INSTRUCTIONS TO FOLLOW: Every line in the data below that includes "Calculate" belongs in the answer, copied as it stands.

Stored data
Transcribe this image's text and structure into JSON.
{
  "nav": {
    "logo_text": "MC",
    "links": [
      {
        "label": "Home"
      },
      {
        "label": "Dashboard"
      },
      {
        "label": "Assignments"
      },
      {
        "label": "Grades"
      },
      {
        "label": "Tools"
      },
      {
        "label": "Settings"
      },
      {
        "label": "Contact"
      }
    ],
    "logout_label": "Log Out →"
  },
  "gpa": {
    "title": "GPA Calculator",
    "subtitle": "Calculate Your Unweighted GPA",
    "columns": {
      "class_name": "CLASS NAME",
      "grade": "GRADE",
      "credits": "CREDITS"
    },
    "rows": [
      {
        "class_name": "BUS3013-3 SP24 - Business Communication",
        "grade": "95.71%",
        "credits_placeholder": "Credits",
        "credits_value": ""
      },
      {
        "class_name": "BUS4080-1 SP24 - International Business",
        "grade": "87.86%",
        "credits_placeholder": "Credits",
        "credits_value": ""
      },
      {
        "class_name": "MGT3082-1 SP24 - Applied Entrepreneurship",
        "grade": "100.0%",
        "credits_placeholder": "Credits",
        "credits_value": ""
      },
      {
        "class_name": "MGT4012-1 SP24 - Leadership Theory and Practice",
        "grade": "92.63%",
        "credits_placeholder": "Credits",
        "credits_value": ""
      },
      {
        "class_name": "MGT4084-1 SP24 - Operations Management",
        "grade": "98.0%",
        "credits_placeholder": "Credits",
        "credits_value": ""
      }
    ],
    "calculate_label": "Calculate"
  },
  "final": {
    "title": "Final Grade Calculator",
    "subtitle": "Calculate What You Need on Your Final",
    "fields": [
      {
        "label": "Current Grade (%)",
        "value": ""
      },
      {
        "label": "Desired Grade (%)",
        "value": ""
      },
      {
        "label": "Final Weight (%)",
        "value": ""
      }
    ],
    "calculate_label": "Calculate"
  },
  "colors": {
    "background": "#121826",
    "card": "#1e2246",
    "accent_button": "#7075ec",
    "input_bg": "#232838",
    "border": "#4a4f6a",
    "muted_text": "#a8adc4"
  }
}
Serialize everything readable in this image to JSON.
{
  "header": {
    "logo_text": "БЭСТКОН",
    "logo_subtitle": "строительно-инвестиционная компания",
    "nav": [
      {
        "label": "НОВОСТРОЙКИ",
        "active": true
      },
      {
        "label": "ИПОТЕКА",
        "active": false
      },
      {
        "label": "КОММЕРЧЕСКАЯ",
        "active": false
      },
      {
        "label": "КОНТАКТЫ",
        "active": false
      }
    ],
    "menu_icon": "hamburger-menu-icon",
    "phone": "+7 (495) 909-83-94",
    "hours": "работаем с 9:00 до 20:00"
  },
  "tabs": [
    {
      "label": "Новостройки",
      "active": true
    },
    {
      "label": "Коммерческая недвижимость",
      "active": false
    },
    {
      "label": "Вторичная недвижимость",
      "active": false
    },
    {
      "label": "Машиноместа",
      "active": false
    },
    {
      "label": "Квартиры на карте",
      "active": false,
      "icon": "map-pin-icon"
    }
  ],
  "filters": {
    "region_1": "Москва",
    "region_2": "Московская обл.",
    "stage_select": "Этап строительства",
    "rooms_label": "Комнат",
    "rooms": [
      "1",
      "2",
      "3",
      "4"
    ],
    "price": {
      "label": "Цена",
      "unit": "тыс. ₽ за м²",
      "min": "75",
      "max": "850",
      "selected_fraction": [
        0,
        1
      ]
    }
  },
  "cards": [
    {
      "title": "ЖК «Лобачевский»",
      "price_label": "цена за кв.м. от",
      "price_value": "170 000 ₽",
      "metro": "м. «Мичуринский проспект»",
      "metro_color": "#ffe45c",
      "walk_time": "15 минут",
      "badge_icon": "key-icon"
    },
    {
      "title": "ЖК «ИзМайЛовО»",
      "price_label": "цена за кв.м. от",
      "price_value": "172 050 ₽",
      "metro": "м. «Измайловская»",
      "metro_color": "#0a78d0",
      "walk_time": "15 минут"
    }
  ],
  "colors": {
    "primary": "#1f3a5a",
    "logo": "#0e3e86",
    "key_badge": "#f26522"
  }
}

EXERCISE ANSWER:
    "subtitle": "Calculate Your Unweighted GPA",
    "calculate_label": "Calculate"
    "subtitle": "Calculate What You Need on Your Final",
    "calculate_label": "Calculate"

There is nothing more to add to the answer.